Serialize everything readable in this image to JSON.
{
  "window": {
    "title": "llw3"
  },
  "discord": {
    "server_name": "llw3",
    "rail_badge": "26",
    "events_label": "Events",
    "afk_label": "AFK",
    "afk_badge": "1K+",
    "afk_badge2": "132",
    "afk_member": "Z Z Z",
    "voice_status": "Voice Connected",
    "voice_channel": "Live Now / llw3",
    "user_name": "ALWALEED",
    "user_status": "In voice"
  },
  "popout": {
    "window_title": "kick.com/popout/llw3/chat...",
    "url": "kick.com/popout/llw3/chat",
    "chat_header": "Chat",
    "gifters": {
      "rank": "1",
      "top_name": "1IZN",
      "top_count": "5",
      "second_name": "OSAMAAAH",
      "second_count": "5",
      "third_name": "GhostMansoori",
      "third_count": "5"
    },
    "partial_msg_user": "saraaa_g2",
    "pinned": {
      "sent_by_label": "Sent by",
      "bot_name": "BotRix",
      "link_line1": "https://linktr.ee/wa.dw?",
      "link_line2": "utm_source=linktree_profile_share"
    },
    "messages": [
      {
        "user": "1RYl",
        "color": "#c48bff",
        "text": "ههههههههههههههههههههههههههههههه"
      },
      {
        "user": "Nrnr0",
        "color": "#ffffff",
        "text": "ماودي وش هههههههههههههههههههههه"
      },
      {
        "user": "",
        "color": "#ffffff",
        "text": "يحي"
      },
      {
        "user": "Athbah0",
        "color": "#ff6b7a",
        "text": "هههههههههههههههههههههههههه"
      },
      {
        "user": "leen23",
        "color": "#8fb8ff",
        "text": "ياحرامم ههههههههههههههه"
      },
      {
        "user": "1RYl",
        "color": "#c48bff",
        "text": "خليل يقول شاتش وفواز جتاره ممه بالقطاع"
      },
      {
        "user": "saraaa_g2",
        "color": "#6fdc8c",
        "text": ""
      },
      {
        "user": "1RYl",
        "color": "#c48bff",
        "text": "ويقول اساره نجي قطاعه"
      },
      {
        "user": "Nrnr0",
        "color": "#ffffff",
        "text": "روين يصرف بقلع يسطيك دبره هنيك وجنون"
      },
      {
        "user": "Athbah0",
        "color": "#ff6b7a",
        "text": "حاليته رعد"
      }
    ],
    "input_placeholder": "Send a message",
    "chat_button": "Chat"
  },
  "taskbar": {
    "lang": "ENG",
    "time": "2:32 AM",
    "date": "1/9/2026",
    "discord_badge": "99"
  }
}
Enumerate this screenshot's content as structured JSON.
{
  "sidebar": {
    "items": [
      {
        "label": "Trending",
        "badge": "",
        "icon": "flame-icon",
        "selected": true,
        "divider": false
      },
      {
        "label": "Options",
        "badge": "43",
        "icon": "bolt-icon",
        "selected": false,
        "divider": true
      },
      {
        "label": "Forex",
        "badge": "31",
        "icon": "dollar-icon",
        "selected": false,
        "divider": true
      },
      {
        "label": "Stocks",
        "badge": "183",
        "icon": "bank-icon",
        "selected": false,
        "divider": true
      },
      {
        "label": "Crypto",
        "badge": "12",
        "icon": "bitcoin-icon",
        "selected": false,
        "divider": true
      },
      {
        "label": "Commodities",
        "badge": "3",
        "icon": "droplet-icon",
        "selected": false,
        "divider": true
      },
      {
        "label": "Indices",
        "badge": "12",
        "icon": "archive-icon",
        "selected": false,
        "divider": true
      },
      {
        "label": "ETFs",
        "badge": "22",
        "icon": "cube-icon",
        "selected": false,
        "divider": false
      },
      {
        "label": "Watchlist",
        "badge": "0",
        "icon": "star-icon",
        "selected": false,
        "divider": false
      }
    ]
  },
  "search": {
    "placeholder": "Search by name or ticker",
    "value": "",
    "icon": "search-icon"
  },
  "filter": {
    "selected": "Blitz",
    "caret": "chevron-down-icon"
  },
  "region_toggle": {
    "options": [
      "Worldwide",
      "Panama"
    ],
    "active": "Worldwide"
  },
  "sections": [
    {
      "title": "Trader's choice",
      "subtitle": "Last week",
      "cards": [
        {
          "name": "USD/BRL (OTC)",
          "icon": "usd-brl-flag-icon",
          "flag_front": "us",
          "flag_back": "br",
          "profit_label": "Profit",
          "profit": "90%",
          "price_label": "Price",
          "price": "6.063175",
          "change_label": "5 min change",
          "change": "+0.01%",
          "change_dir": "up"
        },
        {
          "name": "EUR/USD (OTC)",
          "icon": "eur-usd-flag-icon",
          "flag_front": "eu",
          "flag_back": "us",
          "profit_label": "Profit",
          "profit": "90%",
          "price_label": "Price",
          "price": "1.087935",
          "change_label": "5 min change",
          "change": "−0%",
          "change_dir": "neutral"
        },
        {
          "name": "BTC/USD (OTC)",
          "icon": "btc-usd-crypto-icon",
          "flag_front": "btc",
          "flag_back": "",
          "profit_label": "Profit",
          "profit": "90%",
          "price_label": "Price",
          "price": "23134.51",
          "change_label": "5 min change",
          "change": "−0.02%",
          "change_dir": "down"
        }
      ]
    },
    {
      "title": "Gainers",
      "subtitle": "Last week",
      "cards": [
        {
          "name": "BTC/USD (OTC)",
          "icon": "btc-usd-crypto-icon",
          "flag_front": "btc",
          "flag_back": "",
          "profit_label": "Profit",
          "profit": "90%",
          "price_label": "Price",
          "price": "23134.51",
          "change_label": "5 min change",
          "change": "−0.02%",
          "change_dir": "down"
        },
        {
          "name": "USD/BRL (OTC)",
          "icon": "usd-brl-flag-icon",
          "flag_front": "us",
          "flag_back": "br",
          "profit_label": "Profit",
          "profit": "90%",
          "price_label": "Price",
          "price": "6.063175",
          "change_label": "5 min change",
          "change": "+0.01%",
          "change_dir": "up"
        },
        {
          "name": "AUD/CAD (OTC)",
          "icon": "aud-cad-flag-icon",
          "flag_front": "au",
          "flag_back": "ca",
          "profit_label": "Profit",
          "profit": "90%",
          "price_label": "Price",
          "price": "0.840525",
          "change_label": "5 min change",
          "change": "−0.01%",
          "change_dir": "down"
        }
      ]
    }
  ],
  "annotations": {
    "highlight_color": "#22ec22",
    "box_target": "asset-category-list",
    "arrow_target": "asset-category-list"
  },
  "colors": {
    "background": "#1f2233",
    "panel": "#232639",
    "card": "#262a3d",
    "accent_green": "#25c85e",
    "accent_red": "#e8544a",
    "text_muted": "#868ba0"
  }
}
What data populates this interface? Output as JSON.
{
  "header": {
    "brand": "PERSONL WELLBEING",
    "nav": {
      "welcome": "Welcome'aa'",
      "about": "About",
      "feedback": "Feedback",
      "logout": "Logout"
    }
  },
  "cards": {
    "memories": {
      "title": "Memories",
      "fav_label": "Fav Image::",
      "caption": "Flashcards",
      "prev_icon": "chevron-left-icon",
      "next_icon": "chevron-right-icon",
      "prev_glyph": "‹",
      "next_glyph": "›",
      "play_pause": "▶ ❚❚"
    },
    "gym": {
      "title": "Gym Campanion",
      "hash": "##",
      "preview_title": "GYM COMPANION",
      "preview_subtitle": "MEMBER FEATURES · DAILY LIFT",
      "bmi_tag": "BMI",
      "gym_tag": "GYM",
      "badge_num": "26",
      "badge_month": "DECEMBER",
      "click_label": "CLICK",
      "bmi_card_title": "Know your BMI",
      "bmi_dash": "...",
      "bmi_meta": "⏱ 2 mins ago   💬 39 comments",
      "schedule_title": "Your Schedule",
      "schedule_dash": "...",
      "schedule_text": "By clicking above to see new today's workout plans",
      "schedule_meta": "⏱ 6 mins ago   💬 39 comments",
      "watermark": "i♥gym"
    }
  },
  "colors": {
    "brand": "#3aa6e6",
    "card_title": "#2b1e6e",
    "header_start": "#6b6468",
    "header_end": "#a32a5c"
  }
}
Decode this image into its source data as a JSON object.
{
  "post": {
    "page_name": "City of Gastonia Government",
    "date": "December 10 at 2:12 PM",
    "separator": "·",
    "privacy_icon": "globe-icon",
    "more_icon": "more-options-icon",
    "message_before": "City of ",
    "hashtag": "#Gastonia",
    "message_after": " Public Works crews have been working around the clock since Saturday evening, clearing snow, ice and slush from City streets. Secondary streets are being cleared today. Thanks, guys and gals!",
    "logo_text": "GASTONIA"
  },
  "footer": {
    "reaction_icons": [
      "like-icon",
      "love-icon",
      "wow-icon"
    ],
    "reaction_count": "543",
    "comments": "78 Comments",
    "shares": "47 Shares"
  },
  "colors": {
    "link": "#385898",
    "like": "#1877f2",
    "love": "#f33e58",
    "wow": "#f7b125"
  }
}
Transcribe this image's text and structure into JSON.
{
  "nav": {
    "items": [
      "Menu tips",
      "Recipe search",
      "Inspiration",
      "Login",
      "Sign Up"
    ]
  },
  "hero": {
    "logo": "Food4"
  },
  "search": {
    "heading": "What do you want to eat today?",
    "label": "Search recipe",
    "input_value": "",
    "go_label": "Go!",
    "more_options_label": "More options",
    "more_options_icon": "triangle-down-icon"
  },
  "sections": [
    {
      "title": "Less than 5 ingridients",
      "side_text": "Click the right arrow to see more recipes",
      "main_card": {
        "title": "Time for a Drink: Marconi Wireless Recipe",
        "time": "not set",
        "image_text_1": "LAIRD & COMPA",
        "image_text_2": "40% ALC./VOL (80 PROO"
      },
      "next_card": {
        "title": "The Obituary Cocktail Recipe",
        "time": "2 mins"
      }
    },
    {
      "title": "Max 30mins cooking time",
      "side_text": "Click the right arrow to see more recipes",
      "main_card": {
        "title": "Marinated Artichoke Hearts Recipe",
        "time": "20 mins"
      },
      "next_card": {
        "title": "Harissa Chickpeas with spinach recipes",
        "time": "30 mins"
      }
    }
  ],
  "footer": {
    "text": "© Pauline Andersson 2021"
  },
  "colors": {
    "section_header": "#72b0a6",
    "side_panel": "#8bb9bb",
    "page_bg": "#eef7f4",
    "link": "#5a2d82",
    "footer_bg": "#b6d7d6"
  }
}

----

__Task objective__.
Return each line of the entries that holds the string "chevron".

__Worked solution__.
    "caret": "chevron-down-icon"
      "prev_icon": "chevron-left-icon",
      "next_icon": "chevron-right-icon",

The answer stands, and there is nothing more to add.